When he arrived in Tahiti, Robert Levy observed that the village of Piri “had the typical Polynesian, South Seas, soft-utopian exoticism of outrigger canoes, coral reefs, lagoons, [and] a few long haired maidens with flowers in their hair …” But the exoticism faded quickly “to mosquitoes, to boredom, to closer views of the longhaired maidens …” (p.441).

Readers familiar with Levy’s book Tahitians: Mind and Experience in the Society Islands (1973) will find he has a similar way with words in an article featured in a special issue of Ethos in 2005 that focuses on his work. Levy describes in this article the two communities he studied—Piri in the Society Islands and a village in Nepal. He compares the two communities, contrasting the public lives and the child-rearing approaches that foster different ways the people have of viewing themselves. The lecture on which this article is based was delivered in 2001, two years before he died.

Levy explains that in Bhaktapur, the city he studied in Nepal, the exoticism did not fade because the culture of the people constantly focused on constructing and maintaining the supernatural and exotic symbols of the Hindu religion. Piri is just the opposite. The people in the small Tahitian village had little use for such symbols. They were, he wrote, “very uncomfortable in encounters with the numinous and the extraordinary, and tried to avoid them” (p.444).

While the Nepalese city constantly generated meanings from supernatural and extraordinary events, Piri focused on the ordinary and the everyday. Women, he explains, were exactly how they appeared: what they did on a daily basis, how they moved. They constructed meanings from natural events—embedded symbolism as he calls it.

While the 40,000 people of Bhaktapur are coordinated through the sacred rituals of the city, the 284 people of Piri are integrated by the closeness of their lives. Everyone knows how everyone else is behaving, either by what they hear through the plank walls or through gossip. Conflict resolution, cooperation, decision-making, and exchange practices are all controlled in the village through moral values that are shaped by shared assumptions. These shared beliefs include convictions about what kinds of deviations are natural and what sorts of behaviors are proper.

In answer to Levy’s question, “who are you?” the responses in Nepal and Tahiti differed considerably. In Nepal, people answered with lengthy replies by placing themselves in the history of their families and castes. One man answered that it depended on the situation: when he was with his wife he was a lover, when with friends a friend, when with his father a son, and so on. The same question frequently startled his contacts in Tahiti. The respondent would reply that he was exactly who he was—Poria or whatever.
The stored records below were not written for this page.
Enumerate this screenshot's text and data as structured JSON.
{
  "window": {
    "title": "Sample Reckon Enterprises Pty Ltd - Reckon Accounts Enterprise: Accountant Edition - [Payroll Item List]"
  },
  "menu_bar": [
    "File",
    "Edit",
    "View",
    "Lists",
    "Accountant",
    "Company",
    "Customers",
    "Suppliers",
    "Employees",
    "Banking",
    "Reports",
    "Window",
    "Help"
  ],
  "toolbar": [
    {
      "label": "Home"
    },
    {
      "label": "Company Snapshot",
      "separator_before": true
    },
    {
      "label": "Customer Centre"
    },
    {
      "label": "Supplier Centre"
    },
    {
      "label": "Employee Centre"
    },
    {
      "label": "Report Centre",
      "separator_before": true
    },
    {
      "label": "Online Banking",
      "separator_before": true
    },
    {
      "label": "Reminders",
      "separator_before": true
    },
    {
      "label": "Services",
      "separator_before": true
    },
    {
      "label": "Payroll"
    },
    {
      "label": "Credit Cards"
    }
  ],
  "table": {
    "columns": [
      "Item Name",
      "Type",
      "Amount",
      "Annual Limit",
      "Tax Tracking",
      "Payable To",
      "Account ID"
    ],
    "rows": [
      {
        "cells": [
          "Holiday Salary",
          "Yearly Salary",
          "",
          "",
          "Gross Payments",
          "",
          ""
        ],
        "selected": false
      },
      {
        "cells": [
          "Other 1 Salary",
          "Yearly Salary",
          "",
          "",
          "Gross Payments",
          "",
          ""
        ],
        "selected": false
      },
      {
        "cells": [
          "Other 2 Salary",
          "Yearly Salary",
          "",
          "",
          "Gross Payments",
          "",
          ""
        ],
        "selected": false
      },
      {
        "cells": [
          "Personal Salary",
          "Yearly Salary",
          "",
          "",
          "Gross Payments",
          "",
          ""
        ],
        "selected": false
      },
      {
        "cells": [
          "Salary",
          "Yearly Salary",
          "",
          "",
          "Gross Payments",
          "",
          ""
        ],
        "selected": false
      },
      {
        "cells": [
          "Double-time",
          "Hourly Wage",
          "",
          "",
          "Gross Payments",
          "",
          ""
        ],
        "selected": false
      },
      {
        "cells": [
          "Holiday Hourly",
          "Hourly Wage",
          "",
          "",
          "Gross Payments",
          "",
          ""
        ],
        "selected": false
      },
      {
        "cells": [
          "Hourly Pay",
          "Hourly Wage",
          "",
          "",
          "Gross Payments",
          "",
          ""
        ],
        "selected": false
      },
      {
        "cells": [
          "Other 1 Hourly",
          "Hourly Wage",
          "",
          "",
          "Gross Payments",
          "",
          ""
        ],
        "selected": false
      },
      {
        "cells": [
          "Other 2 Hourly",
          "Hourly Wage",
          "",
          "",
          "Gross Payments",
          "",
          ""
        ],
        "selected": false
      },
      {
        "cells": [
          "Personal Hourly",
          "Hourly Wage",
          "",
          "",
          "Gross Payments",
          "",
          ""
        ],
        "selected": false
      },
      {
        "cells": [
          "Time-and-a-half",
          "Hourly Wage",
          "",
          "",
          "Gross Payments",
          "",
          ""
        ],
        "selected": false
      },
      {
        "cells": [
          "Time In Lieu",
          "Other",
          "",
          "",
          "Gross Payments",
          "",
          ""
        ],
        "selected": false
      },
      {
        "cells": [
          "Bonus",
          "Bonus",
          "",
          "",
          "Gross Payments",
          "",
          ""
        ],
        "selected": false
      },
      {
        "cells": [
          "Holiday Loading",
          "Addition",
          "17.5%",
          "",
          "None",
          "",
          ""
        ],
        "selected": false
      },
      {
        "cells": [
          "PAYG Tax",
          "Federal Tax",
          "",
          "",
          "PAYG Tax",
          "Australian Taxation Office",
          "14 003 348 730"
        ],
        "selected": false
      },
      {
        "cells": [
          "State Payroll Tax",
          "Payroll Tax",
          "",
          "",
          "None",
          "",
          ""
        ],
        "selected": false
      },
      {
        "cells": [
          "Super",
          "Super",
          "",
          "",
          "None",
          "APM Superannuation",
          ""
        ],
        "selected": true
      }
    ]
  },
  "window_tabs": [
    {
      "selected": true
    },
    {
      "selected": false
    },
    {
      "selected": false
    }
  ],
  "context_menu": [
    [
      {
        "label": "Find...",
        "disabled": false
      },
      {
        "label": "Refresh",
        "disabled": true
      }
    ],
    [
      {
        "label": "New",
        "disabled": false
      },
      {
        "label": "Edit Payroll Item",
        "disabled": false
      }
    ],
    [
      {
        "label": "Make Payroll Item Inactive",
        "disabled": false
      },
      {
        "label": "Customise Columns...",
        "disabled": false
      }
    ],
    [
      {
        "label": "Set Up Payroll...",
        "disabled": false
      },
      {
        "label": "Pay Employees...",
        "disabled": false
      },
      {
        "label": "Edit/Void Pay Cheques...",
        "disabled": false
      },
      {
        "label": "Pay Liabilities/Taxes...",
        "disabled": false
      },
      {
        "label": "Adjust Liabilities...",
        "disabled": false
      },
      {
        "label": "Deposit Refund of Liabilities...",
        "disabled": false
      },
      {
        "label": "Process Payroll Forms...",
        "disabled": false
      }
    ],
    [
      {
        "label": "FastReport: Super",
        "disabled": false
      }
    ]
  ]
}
A unique, solid, individual—different from every other person in the village.

Perhaps the most striking part of the paper is his explanation about the contrasting ways that adults in the two communities feel they should handle their children. The communities differed widely in their perceptions of proper child-raising, but within each one the amount of variance was surprisingly slight.

Adult Tahitians believed that Piri children reared themselves. They would develop and learn in much the same way as they would grow physically: without much if any adult intervention. Children learned to walk, talk, and gain bowel control entirely by themselves, they felt. A father would allow his children to watch his horticultural work and assume that they would learn his farming techniques by themselves, by observation.

On occasion, when the Tahitian adults showed approval or disapproval of their children, those expressions were muted. Normally, adults did not openly applaud their accomplishments or correct their inappropriate behavior. They believe that to do so would be to intrude on the autonomy of the child.

When children make serious mistakes in behavior, adults will tend to wait until an accident has occurred and then indicate that their actions have caused the problem. Children learn that when people master proper behavior, they avoid the consequences of erroneous actions.

One of the consequences of children learning in an autonomous manner is that they then have a hard time accepting any other kinds of more structured learning. The child may feel, as Levy puts it, “I know what to do, now leave me alone” (p.448). This attitude may create problems for formal education, he indicates.

The conclusion of his article is that individual psychologies—understandings of the self—and traditional cultural forms are layered very differently in various societies. Detailed explorations of local cultural patterns and psychological realities will allow understandings of different societies to be developed.

Levy, Robert I. 2005. “Ethnography, Comparison, and Changing Times.” Ethos 33(4): 435-458.